(Items from an interface collection)
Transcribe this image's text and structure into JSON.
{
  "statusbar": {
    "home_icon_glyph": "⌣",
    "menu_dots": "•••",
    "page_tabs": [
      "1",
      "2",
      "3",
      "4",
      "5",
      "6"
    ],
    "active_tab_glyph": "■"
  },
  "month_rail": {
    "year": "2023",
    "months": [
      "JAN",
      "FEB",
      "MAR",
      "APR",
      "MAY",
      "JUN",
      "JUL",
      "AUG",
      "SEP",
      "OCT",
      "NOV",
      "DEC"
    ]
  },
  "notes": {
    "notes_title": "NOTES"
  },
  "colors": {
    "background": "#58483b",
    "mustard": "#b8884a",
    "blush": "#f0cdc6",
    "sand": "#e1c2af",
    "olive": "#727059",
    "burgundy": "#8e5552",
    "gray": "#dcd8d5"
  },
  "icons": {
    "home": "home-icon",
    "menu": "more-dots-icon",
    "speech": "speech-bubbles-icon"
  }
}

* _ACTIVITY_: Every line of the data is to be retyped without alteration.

* _SOLUTION TO THE EXERCISE_:
Transcribe this image's text and structure into JSON.
{
  "statusbar": {
    "home_icon_glyph": "⌣",
    "menu_dots": "•••",
    "page_tabs": [
      "1",
      "2",
      "3",
      "4",
      "5",
      "6"
    ],
    "active_tab_glyph": "■"
  },
  "month_rail": {
    "year": "2023",
    "months": [
      "JAN",
      "FEB",
      "MAR",
      "APR",
      "MAY",
      "JUN",
      "JUL",
      "AUG",
      "SEP",
      "OCT",
      "NOV",
      "DEC"
    ]
  },
  "notes": {
    "notes_title": "NOTES"
  },
  "colors": {
    "background": "#58483b",
    "mustard": "#b8884a",
    "blush": "#f0cdc6",
    "sand": "#e1c2af",
    "olive": "#727059",
    "burgundy": "#8e5552",
    "gray": "#dcd8d5"
  },
  "icons": {
    "home": "home-icon",
    "menu": "more-dots-icon",
    "speech": "speech-bubbles-icon"
  }
}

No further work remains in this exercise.